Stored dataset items
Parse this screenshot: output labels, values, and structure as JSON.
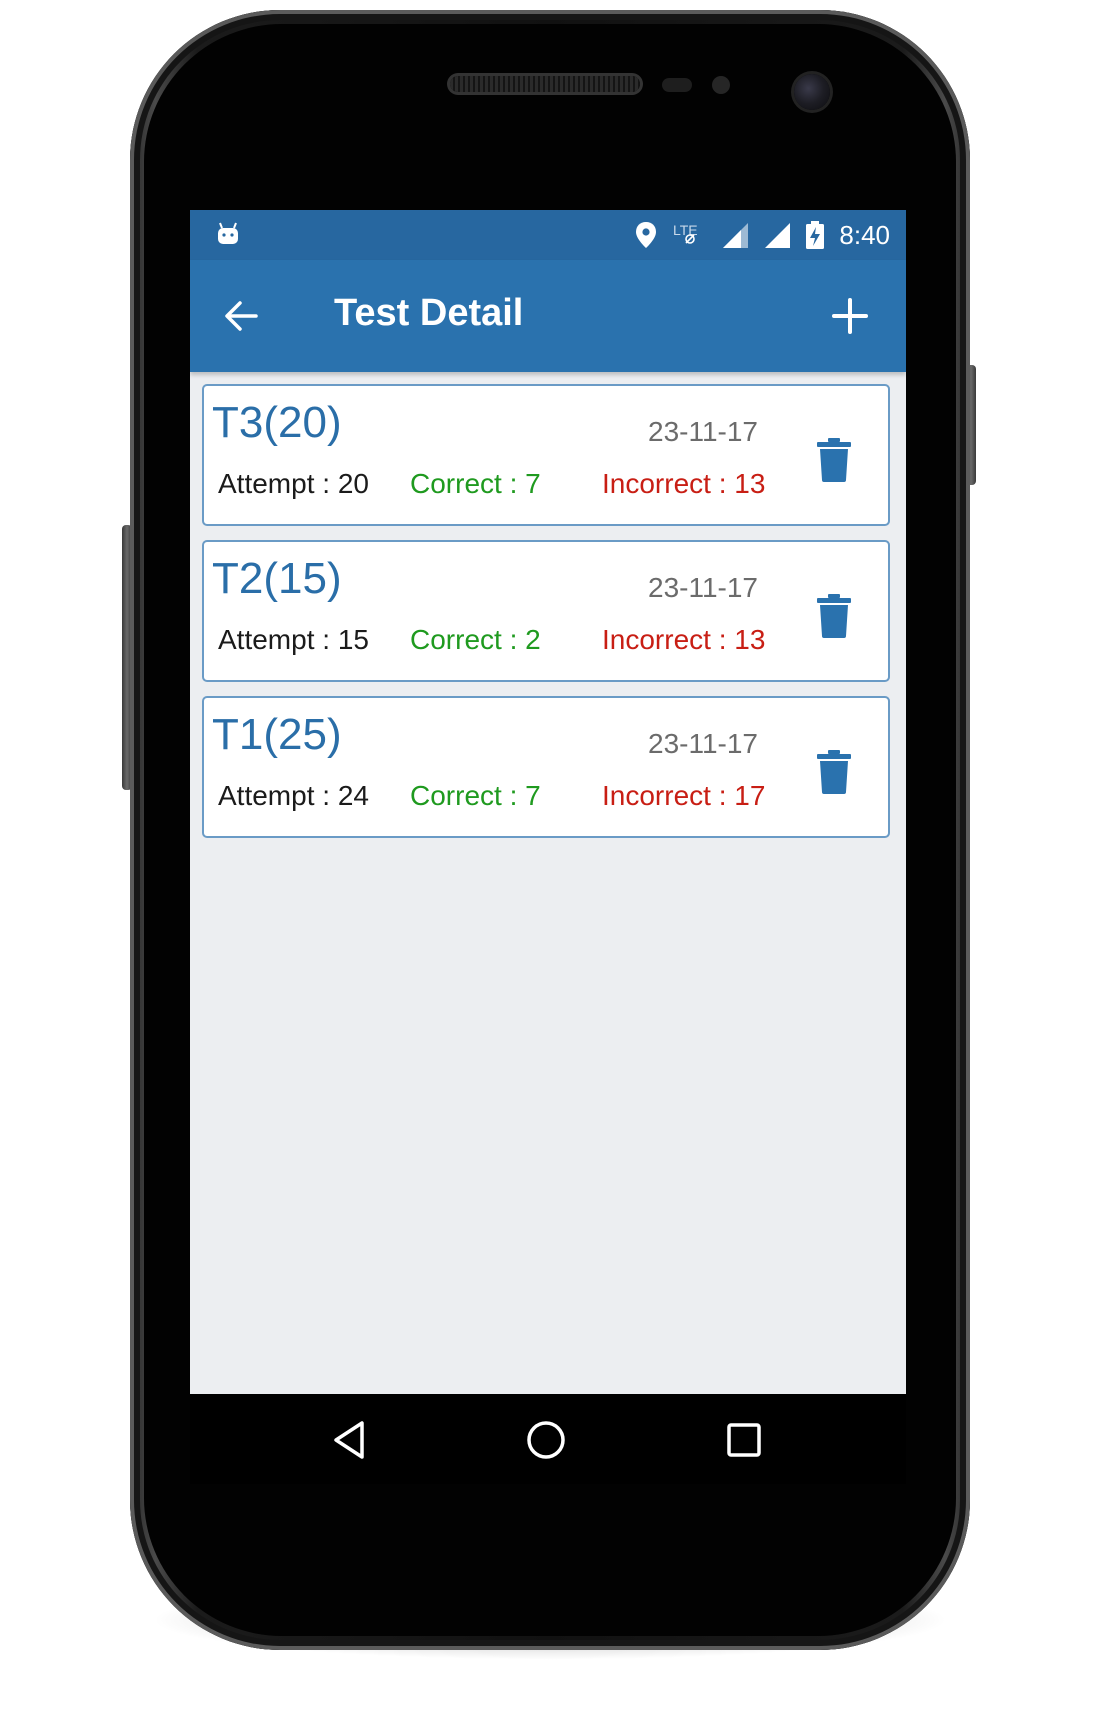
{
  "status_bar": {
    "time": "8:40",
    "network_label": "LTE"
  },
  "app_bar": {
    "title": "Test Detail"
  },
  "tests": [
    {
      "title": "T3(20)",
      "date": "23-11-17",
      "attempt": "Attempt : 20",
      "correct": "Correct : 7",
      "incorrect": "Incorrect : 13"
    },
    {
      "title": "T2(15)",
      "date": "23-11-17",
      "attempt": "Attempt : 15",
      "correct": "Correct : 2",
      "incorrect": "Incorrect : 13"
    },
    {
      "title": "T1(25)",
      "date": "23-11-17",
      "attempt": "Attempt : 24",
      "correct": "Correct : 7",
      "incorrect": "Incorrect : 17"
    }
  ],
  "colors": {
    "app_bar": "#2a72ae",
    "status_bar": "#2767a0",
    "title_blue": "#2a6ea8",
    "correct_green": "#1f9a1f",
    "incorrect_red": "#c81e14",
    "background": "#eceef1"
  },
  "icons": {
    "back": "arrow-left-icon",
    "add": "plus-icon",
    "delete": "trash-icon",
    "location": "location-pin-icon",
    "signal": "signal-icon",
    "battery": "battery-charging-icon",
    "notification": "android-icon",
    "nav_back": "triangle-back-icon",
    "nav_home": "circle-home-icon",
    "nav_recents": "square-recents-icon"
  }
}
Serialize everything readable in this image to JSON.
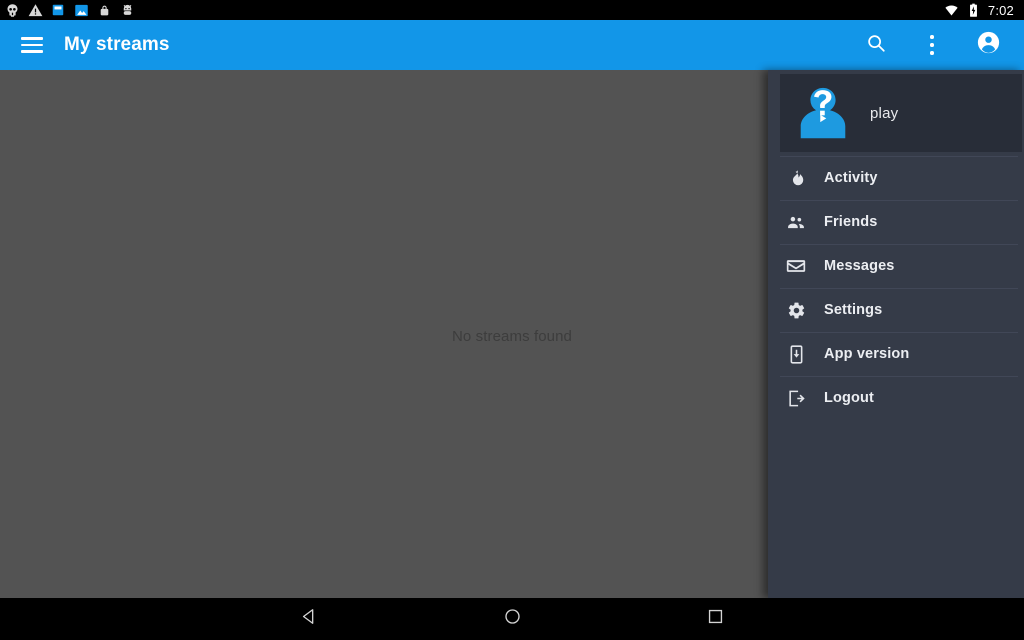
{
  "statusbar": {
    "time": "7:02",
    "left_icons": [
      {
        "name": "skull-face-icon"
      },
      {
        "name": "warning-triangle-icon"
      },
      {
        "name": "sd-card-icon"
      },
      {
        "name": "photo-icon"
      },
      {
        "name": "lock-icon"
      },
      {
        "name": "android-bug-icon"
      }
    ],
    "right_icons": [
      {
        "name": "wifi-icon"
      },
      {
        "name": "battery-charging-icon"
      }
    ]
  },
  "toolbar": {
    "title": "My streams",
    "menu_icon": "hamburger-menu-icon",
    "search_icon": "search-icon",
    "overflow_icon": "overflow-menu-icon",
    "account_icon": "account-circle-icon",
    "accent_color": "#1296e8"
  },
  "main": {
    "empty_message": "No streams found",
    "background_color": "#535353"
  },
  "drawer": {
    "background_color": "#353b48",
    "header_background_color": "#282d38",
    "avatar_color": "#1e9ae0",
    "profile": {
      "username": "play",
      "avatar_name": "unknown-user-avatar"
    },
    "items": [
      {
        "label": "Activity",
        "icon": "flame-icon"
      },
      {
        "label": "Friends",
        "icon": "people-icon"
      },
      {
        "label": "Messages",
        "icon": "envelope-icon"
      },
      {
        "label": "Settings",
        "icon": "gear-icon"
      },
      {
        "label": "App version",
        "icon": "system-update-icon"
      },
      {
        "label": "Logout",
        "icon": "exit-icon"
      }
    ]
  },
  "navbar": {
    "back_icon": "back-triangle-icon",
    "home_icon": "home-circle-icon",
    "recents_icon": "recents-square-icon"
  }
}
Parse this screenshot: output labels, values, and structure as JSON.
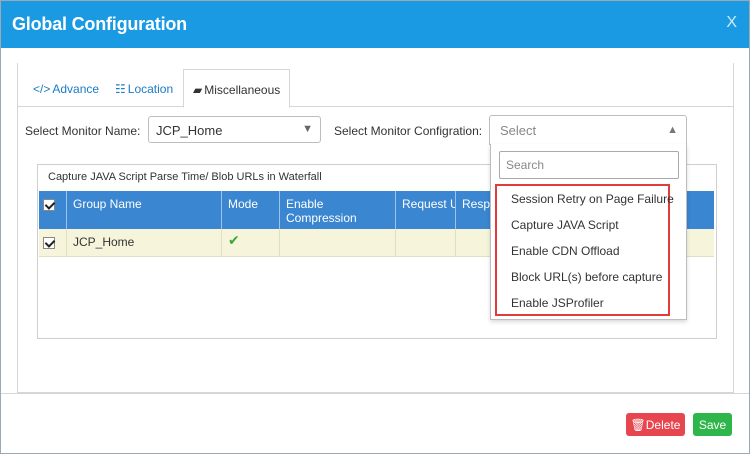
{
  "dialog": {
    "title": "Global Configuration",
    "close_label": "X"
  },
  "tabs": [
    {
      "icon": "</>",
      "label": "Advance"
    },
    {
      "icon": "☷",
      "label": "Location"
    },
    {
      "icon": "▰",
      "label": "Miscellaneous"
    }
  ],
  "form": {
    "monitor_name_label": "Select Monitor Name:",
    "monitor_name_value": "JCP_Home",
    "monitor_config_label": "Select Monitor Configration:",
    "monitor_config_placeholder": "Select",
    "search_placeholder": "Search"
  },
  "dropdown_options": [
    "Session Retry on Page Failure",
    "Capture JAVA Script",
    "Enable CDN Offload",
    "Block URL(s) before capture",
    "Enable JSProfiler"
  ],
  "panel": {
    "heading": "Capture JAVA Script Parse Time/ Blob URLs in Waterfall",
    "columns": [
      "Group Name",
      "Mode",
      "Enable Compression",
      "Request U",
      "Respo"
    ],
    "rows": [
      {
        "group_name": "JCP_Home",
        "mode_icon": "check-icon"
      }
    ]
  },
  "footer": {
    "delete_label": "Delete",
    "save_label": "Save"
  },
  "colors": {
    "title_bar": "#1a9ae3",
    "header": "#3a86d1",
    "delete": "#e8464e",
    "save": "#2eb64a",
    "highlight": "#e03c3c"
  }
}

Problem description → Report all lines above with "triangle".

Response box →
    "nav_back": "triangle-back-icon",
        "name": "warning-triangle-icon"
    "back_icon": "back-triangle-icon",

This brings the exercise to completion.